Significantly, he kept Birmingham City's Howard Gayle as one of his 'over-age' players that were allowed at the time to partner Hateley upfront, despite his lack of a goal in his two prior appearances.
None of those moves were defensive, however, as England attacked from the off despite the precarious position. By half-time, however, neither side had managed a breakthrough. Then, early in the second half, Hateley popped up and made the decisive contribution of the tie and tournament.
"Callaghan swung in a ball from the right and I caught it first time on a volley and it screamed into the top corner," Hateley later recalled.
A beautiful strike it was, and it was body blow that the Spanish simply couldn't cope with. Three minutes later, Gayle repaid his manager's faith and doubled the advantage against a shell-shocked opponent. From there England were able to cruise to victory - and, unlike in 1982, Hateley ensured an English player was also able to claim the UEFA Golden Player award.
Not that he celebrated his success.
"After the game, the press interviews and what have you, I was straight back down the road [to Portsmouth]," he noted. "At the time I don't think I really acknowledged how big an achievement it was.
"You're plugging away and concentrating on getting in the first team at your club and hoping you can get into the Under-21s and playing regularly, which means you get a bigger chance of retaining your place in the first team at your club.
"And you want to catch people's eye - playing at that level can be a springboard for your whole career."
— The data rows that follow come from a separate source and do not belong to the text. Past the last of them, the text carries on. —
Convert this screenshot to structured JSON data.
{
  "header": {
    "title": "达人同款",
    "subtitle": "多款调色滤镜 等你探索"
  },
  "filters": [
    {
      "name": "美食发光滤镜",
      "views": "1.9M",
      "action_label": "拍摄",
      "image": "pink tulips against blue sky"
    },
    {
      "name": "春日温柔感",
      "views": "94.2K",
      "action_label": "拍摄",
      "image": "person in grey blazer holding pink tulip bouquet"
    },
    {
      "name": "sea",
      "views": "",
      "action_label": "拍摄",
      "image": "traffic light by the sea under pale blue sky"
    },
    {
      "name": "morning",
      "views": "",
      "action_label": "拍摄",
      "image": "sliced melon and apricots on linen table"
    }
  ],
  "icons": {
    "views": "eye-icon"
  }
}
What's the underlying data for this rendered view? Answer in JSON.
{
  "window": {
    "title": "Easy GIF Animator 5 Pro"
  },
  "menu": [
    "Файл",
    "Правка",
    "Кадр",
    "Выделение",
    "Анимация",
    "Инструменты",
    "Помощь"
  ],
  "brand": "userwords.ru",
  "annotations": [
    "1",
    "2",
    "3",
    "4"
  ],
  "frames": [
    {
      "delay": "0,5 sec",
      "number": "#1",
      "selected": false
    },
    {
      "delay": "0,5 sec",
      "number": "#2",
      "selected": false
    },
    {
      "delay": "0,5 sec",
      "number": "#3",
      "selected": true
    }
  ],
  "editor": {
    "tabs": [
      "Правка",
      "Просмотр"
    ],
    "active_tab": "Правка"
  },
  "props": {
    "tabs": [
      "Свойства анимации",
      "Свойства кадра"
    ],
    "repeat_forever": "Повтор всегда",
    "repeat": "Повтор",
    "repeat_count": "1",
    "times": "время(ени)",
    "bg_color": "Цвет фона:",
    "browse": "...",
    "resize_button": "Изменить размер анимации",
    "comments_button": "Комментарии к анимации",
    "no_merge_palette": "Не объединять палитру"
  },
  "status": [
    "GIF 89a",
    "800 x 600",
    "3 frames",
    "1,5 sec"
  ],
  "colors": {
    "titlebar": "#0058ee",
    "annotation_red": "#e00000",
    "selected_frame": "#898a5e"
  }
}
It certainly was for Hateley, who left Portsmouth after just one season at Fratton Park for Italian giants AC Milan. Successful spells at AS Monaco and Rangers would follow - not to mention full England honours.
Winning the U-21 Championships didn't make him a better player, and least not demonstrably so, but it certainly brought his talent to more widespread attention and enabled his career to really take off.
"I'd imagine that's how a lot of young players still look at it," he said. "I was just focusing on getting as high as I could up that ladder - every young England player has that dream."
What happened next?
The players that represented the U-21s, in both legs, went on to claim a total of 93 caps at full international level. 56 of those came courtesy of Hateley and Hodge, who were arguably the only ones to make the transition to the highest level.
Two years later, three members of the winning squad (Hateley, Hodge and Stevens) graduated to Bobby Robson's 23-man group for the World Cup in Mexico. If anything, their presence was a reminder that prominence in the U-21s is no guarantee of similar success with the Three Lions - although Hodge did at least snaffle the shirt of a certain Diego Maradona after that famous quarter-final exit.
A lesson the 2011 group of U-21s may or may not yet learn - but in the meantime perhaps they can follow in the footsteps of the class of 1984.